Wintertime can be very harsh on your skin. To help you combat skin challenges during this season, Dr. Aziza Wahby answers some common questions and gives tips for winter skin care.
What is the best face product for dry skin?
It’s usually a safe bet to increase your moisturizer. If you’re someone who uses a normal face lotion, opt for a face cream instead for extra moisture. Or, if you typically don’t use moisturizer, try a lighter lotion.
Dr. Wahby suggests, “If you use retinoid or retinol products, consider decreasing frequency of application to a just a few times a week in the winter, mix your retinoid with a moisturizer and consider decreasing the volume of product used per application.”
What about Showering in the Winter?
Although showers feel like heaven during these cold winter months, they can cause dry skin. Dr. Wahby says, “Tepid water is a better choice, especially during the harsh winter months. I always tell patients that if the shower is hot enough to fog up your mirrors, then it’s too hot.”
Any handwashing tips?
“Handwashing is very important this time of year.

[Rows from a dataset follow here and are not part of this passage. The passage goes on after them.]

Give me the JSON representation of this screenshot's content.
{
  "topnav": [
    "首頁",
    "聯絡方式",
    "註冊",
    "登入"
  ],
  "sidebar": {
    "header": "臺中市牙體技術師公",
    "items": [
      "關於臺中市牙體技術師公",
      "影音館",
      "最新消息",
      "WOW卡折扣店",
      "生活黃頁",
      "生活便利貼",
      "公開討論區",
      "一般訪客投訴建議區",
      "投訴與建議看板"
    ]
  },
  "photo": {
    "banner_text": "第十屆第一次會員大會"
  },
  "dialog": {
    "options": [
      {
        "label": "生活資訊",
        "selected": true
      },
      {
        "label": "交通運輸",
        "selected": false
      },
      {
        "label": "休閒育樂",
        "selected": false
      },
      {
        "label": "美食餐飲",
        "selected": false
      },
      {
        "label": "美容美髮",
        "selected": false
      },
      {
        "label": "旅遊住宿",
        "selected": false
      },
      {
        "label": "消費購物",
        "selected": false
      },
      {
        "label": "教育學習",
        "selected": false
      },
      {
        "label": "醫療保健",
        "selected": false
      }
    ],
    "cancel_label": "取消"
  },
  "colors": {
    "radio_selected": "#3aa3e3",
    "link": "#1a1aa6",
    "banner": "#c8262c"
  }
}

It is one of the most important things we can do to prevent the spread of colds and flu. However, frequent hand washing can cause excessive dryness of the skin.”
To avoid the dryness, use gentle, fragrance-free soaps and be sure to moisturize after handwashing. She adds, “I frequently use petrolatum on my hands at night, which is occlusive and helps prevent moisture loss.”
And remember…sunscreen and skin checks are important all year!
“It is important to check your skin every month throughout the year, no matter how many layers you are wearing daily. Also, remember that while the sun’s intensity is diminished, it is still important to wear sunblock when participating in outdoor winter activities such as skiing.”
Dr. Wahby is board certified dermatologist at the Apex Dermatology office in Westlake. She provides the full range of general medical, pediatric, surgical and cosmetic dermatologic services. Her passion lies in utilizing the most current dermatologic advances to create individualized therapies for common skin conditions.